Dynamics which are typical of (or can be found in) news websites or the life which is typical of schools may thoeretically be described by either possessive constructs such as schools' life or news websites' dynamics, or by the singular noun and adjective school life, news website dynamics. Do both forms have the same meaning? Is one of them better than the other (in general or in particular cases)? My question (unlike this one) is not about firm names, but rather about plural nouns such as "websites", "working places". Should I always use the singular attributive, as in "working place dynamics", "news website dynamics", or "site operators", even while meaning multiple working places or websites?
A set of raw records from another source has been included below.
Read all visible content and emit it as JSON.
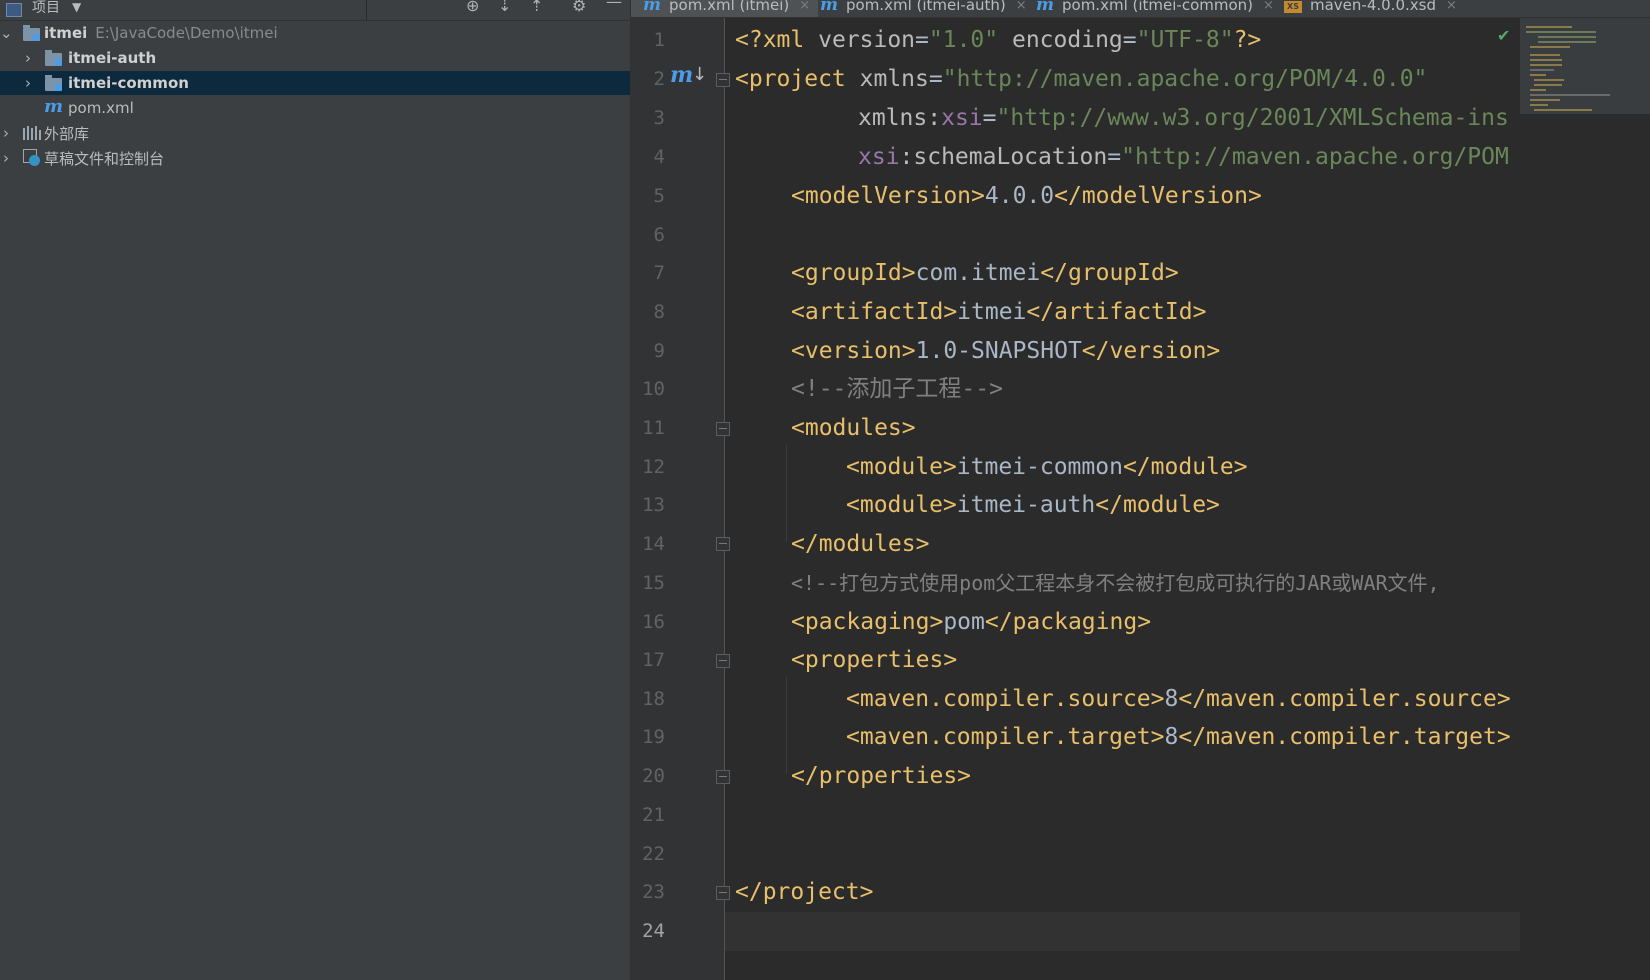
{
  "project_panel": {
    "title": "项目",
    "tree": [
      {
        "label": "itmei",
        "path": "E:\\JavaCode\\Demo\\itmei",
        "expanded": true
      },
      {
        "label": "itmei-auth",
        "expanded": false
      },
      {
        "label": "itmei-common",
        "expanded": false,
        "selected": true
      },
      {
        "label": "pom.xml"
      },
      {
        "label": "外部库",
        "expanded": false
      },
      {
        "label": "草稿文件和控制台",
        "expanded": false
      }
    ]
  },
  "tabs": [
    {
      "label": "pom.xml (itmei)",
      "active": true
    },
    {
      "label": "pom.xml (itmei-auth)"
    },
    {
      "label": "pom.xml (itmei-common)"
    },
    {
      "label": "maven-4.0.0.xsd"
    }
  ],
  "editor": {
    "line_numbers": [
      "1",
      "2",
      "3",
      "4",
      "5",
      "6",
      "7",
      "8",
      "9",
      "10",
      "11",
      "12",
      "13",
      "14",
      "15",
      "16",
      "17",
      "18",
      "19",
      "20",
      "21",
      "22",
      "23",
      "24"
    ],
    "current_line": "24",
    "code": {
      "l1": {
        "decl_open": "<?xml ",
        "version_attr": "version",
        "eq1": "=",
        "version_val": "\"1.0\"",
        "encoding_attr": " encoding",
        "eq2": "=",
        "encoding_val": "\"UTF-8\"",
        "decl_close": "?>"
      },
      "l2": {
        "tag_open": "<project ",
        "xmlns_attr": "xmlns",
        "eq": "=",
        "xmlns_val": "\"http://maven.apache.org/POM/4.0.0\""
      },
      "l3": {
        "prefix": "xmlns:",
        "ns": "xsi",
        "eq": "=",
        "val": "\"http://www.w3.org/2001/XMLSchema-ins"
      },
      "l4": {
        "ns": "xsi",
        "attr": ":schemaLocation",
        "eq": "=",
        "val": "\"http://maven.apache.org/POM"
      },
      "l5": {
        "open": "<modelVersion>",
        "text": "4.0.0",
        "close": "</modelVersion>"
      },
      "l7": {
        "open": "<groupId>",
        "text": "com.itmei",
        "close": "</groupId>"
      },
      "l8": {
        "open": "<artifactId>",
        "text": "itmei",
        "close": "</artifactId>"
      },
      "l9": {
        "open": "<version>",
        "text": "1.0-SNAPSHOT",
        "close": "</version>"
      },
      "l10": {
        "comment": "<!--添加子工程-->"
      },
      "l11": {
        "open": "<modules>"
      },
      "l12": {
        "open": "<module>",
        "text": "itmei-common",
        "close": "</module>"
      },
      "l13": {
        "open": "<module>",
        "text": "itmei-auth",
        "close": "</module>"
      },
      "l14": {
        "close": "</modules>"
      },
      "l15": {
        "comment": "<!--打包方式使用pom父工程本身不会被打包成可执行的JAR或WAR文件,"
      },
      "l16": {
        "open": "<packaging>",
        "text": "pom",
        "close": "</packaging>"
      },
      "l17": {
        "open": "<properties>"
      },
      "l18": {
        "open": "<maven.compiler.source>",
        "text": "8",
        "close": "</maven.compiler.source>"
      },
      "l19": {
        "open": "<maven.compiler.target>",
        "text": "8",
        "close": "</maven.compiler.target>"
      },
      "l20": {
        "close": "</properties>"
      },
      "l23": {
        "close": "</project>"
      }
    }
  },
  "icons": {
    "gutter_maven": "m",
    "checkmark": "✔",
    "close_tab": "×",
    "xsd_badge": "XS"
  },
  "colors": {
    "tag": "#e8bf6a",
    "string": "#6a8759",
    "namespace": "#9876aa",
    "comment": "#808080",
    "selection": "#0d293e",
    "maven_blue": "#4a9de6"
  }
}
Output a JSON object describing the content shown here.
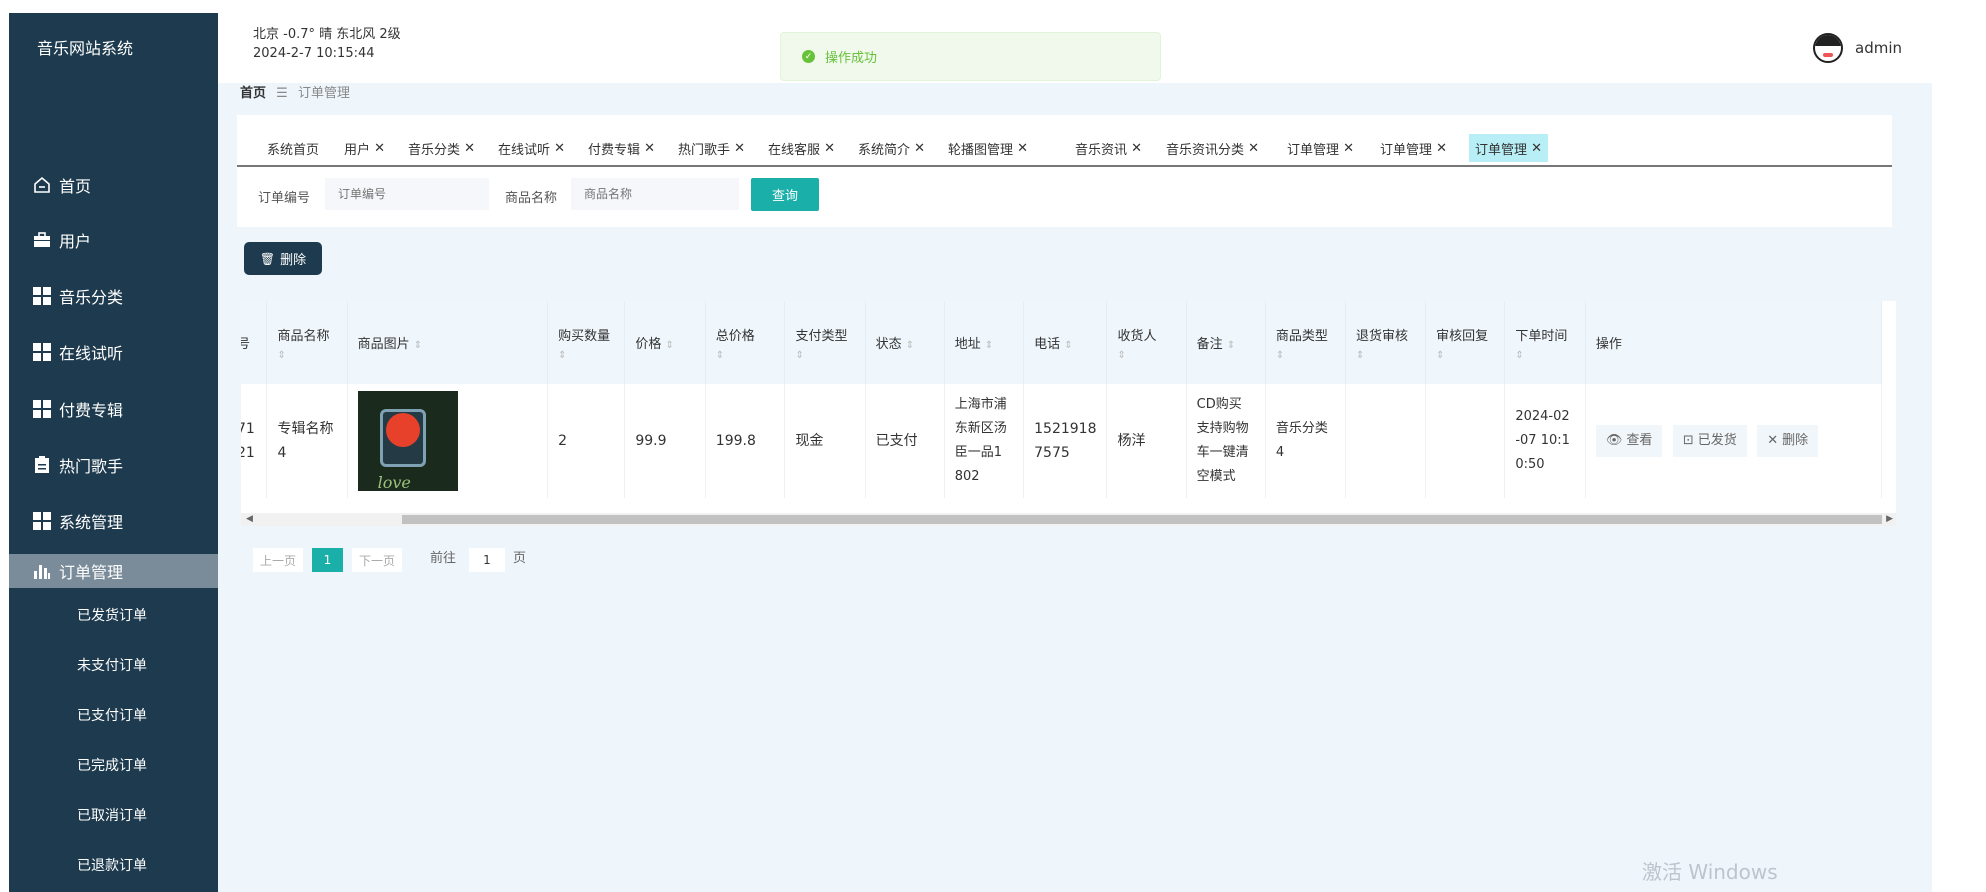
{
  "sidebar": {
    "brand": "音乐网站系统",
    "items": [
      {
        "label": "首页"
      },
      {
        "label": "用户"
      },
      {
        "label": "音乐分类"
      },
      {
        "label": "在线试听"
      },
      {
        "label": "付费专辑"
      },
      {
        "label": "热门歌手"
      },
      {
        "label": "系统管理"
      },
      {
        "label": "订单管理"
      }
    ],
    "sub_items": [
      "已发货订单",
      "未支付订单",
      "已支付订单",
      "已完成订单",
      "已取消订单",
      "已退款订单"
    ]
  },
  "header": {
    "weather": "北京  -0.7°  晴  东北风  2级",
    "datetime": "2024-2-7 10:15:44",
    "toast": "操作成功",
    "username": "admin"
  },
  "breadcrumb": {
    "home": "首页",
    "sep": "☰",
    "current": "订单管理"
  },
  "tabs": [
    "系统首页",
    "用户",
    "音乐分类",
    "在线试听",
    "付费专辑",
    "热门歌手",
    "在线客服",
    "系统简介",
    "轮播图管理",
    "音乐资讯",
    "音乐资讯分类",
    "订单管理",
    "订单管理",
    "订单管理"
  ],
  "search": {
    "order_label": "订单编号",
    "order_placeholder": "订单编号",
    "product_label": "商品名称",
    "product_placeholder": "商品名称",
    "query_button": "查询"
  },
  "toolbar": {
    "delete_button": "删除"
  },
  "table": {
    "headers": [
      "号",
      "商品名称",
      "商品图片",
      "购买数量",
      "价格",
      "总价格",
      "支付类型",
      "状态",
      "地址",
      "电话",
      "收货人",
      "备注",
      "商品类型",
      "退货审核",
      "审核回复",
      "下单时间",
      "操作"
    ],
    "row": {
      "order_no": "71\n21",
      "name": "专辑名称\n4",
      "quantity": "2",
      "price": "99.9",
      "total": "199.8",
      "pay_type": "现金",
      "status": "已支付",
      "address": "上海市浦\n东新区汤\n臣一品1\n802",
      "phone": "1521918\n7575",
      "receiver": "杨洋",
      "remark": "CD购买\n支持购物\n车一键清\n空模式",
      "product_type": "音乐分类\n4",
      "return_review": "",
      "review_reply": "",
      "order_time": "2024-02\n-07 10:1\n0:50",
      "image_text": "love",
      "actions": {
        "view": "查看",
        "ship": "已发货",
        "delete": "删除"
      }
    }
  },
  "pagination": {
    "prev": "上一页",
    "current": "1",
    "next": "下一页",
    "goto_label": "前往",
    "goto_value": "1",
    "page_suffix": "页"
  },
  "watermark": "激活 Windows",
  "colors": {
    "sidebar": "#1d3a4e",
    "accent": "#1aafa9",
    "active_menu": "#7a8b99",
    "active_tab": "#b8eef5",
    "success": "#67c23a"
  }
}
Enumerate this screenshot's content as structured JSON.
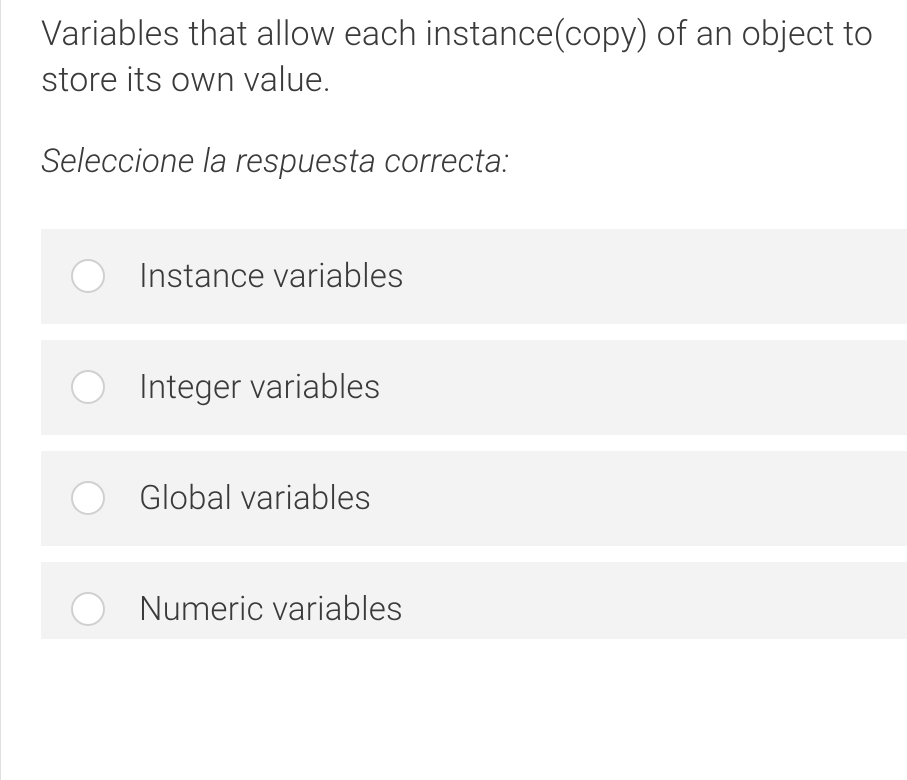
{
  "question": {
    "text": "Variables that allow each instance(copy) of an object to store its own value.",
    "instruction": "Seleccione la respuesta correcta:",
    "options": [
      {
        "label": "Instance variables"
      },
      {
        "label": "Integer variables"
      },
      {
        "label": "Global variables"
      },
      {
        "label": "Numeric variables"
      }
    ]
  }
}
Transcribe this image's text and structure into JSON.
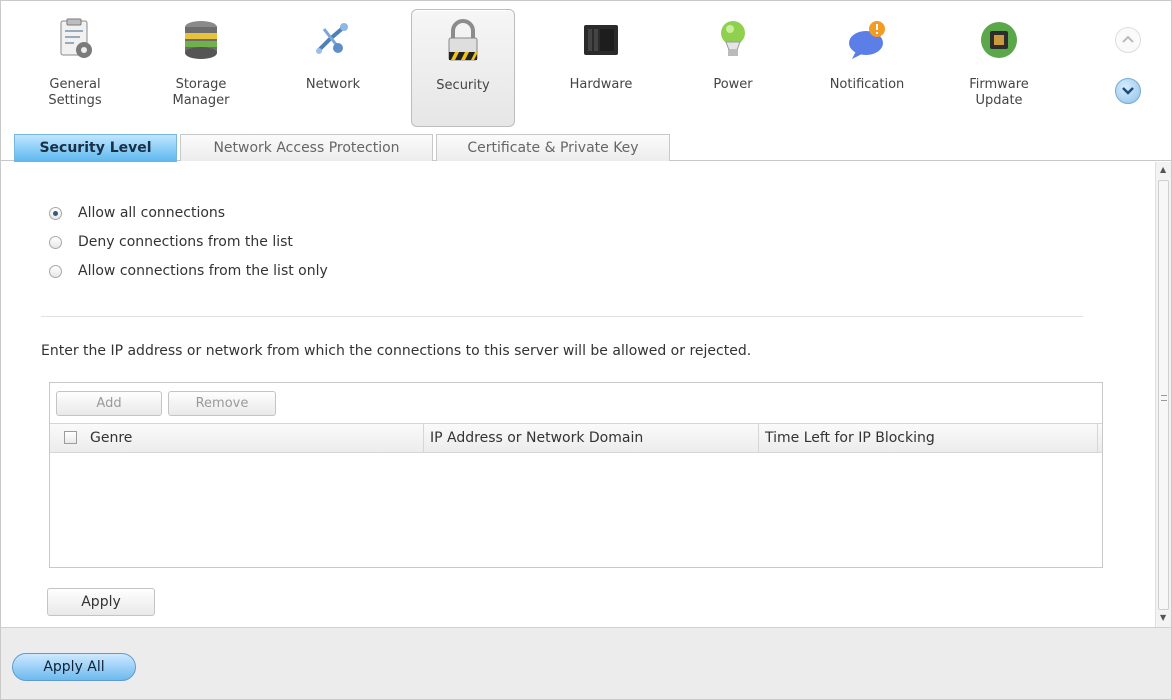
{
  "toolbar": {
    "items": [
      {
        "label": "General\nSettings",
        "icon": "general-settings-icon"
      },
      {
        "label": "Storage\nManager",
        "icon": "storage-manager-icon"
      },
      {
        "label": "Network",
        "icon": "network-icon"
      },
      {
        "label": "Security",
        "icon": "security-lock-icon",
        "active": true
      },
      {
        "label": "Hardware",
        "icon": "hardware-icon"
      },
      {
        "label": "Power",
        "icon": "power-bulb-icon"
      },
      {
        "label": "Notification",
        "icon": "notification-icon"
      },
      {
        "label": "Firmware\nUpdate",
        "icon": "firmware-update-icon"
      }
    ]
  },
  "tabs": [
    {
      "label": "Security Level",
      "active": true
    },
    {
      "label": "Network Access Protection"
    },
    {
      "label": "Certificate & Private Key"
    }
  ],
  "security": {
    "options": [
      {
        "label": "Allow all connections",
        "checked": true
      },
      {
        "label": "Deny connections from the list",
        "checked": false
      },
      {
        "label": "Allow connections from the list only",
        "checked": false
      }
    ],
    "instruction": "Enter the IP address or network from which the connections to this server will be allowed or rejected.",
    "add_label": "Add",
    "remove_label": "Remove",
    "columns": [
      "Genre",
      "IP Address or Network Domain",
      "Time Left for IP Blocking"
    ],
    "apply_label": "Apply"
  },
  "footer": {
    "apply_all_label": "Apply All"
  },
  "colors": {
    "active_tab": "#5bb7ee",
    "apply_all": "#6db9ef"
  }
}
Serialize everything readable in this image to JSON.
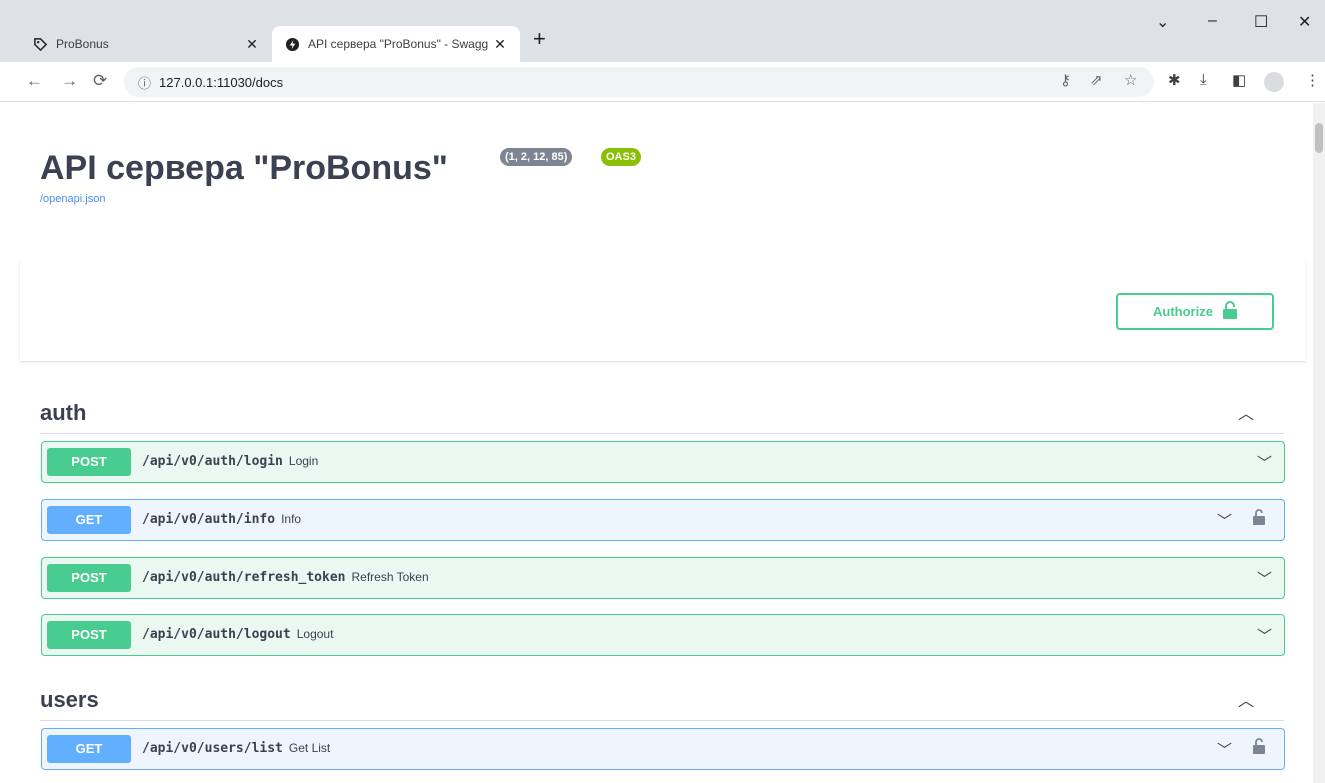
{
  "browser": {
    "tabs": [
      {
        "title": "ProBonus"
      },
      {
        "title": "API сервера \"ProBonus\" - Swagg"
      }
    ],
    "address": "127.0.0.1:11030/docs"
  },
  "page": {
    "title": "API сервера \"ProBonus\"",
    "version_badge": "(1, 2, 12, 85)",
    "oas_badge": "OAS3",
    "openapi_link": "/openapi.json",
    "authorize_label": "Authorize"
  },
  "sections": [
    {
      "name": "auth",
      "operations": [
        {
          "method": "POST",
          "path": "/api/v0/auth/login",
          "summary": "Login",
          "locked": false
        },
        {
          "method": "GET",
          "path": "/api/v0/auth/info",
          "summary": "Info",
          "locked": true
        },
        {
          "method": "POST",
          "path": "/api/v0/auth/refresh_token",
          "summary": "Refresh Token",
          "locked": false
        },
        {
          "method": "POST",
          "path": "/api/v0/auth/logout",
          "summary": "Logout",
          "locked": false
        }
      ]
    },
    {
      "name": "users",
      "operations": [
        {
          "method": "GET",
          "path": "/api/v0/users/list",
          "summary": "Get List",
          "locked": true
        }
      ]
    }
  ],
  "colors": {
    "post": "#49cc90",
    "get": "#61affe",
    "text": "#3b4151"
  }
}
  • Possible duplicate of Attributive or Possessive noun, though there's a better comparison I can't find. You'd probably use 'school life' normally, but 'the life of the school' if you wanted to sound a little less impersonal. The Saxon genitive could be used to highlight the specific school or websites but would usually look a little odd. – Edwin Ashworth Apr 19 '18 at 8:37
  • Ah, Why do we say "a hotel room" and not "a hotel's room"? is worth looking at. – Edwin Ashworth Apr 19 '18 at 8:45
  • To me it seems obvious and we shouldn't need to read the details. "Singular adjective versus plural possessive" will never be more reasonable than women's knees v men's shoulder-blades. – Robbie Goodwin Apr 21 '18 at 20:43

Your Answer

By clicking “Post Your Answer”, you agree to our terms of service, privacy policy and cookie policy

Browse other questions tagged or ask your own question.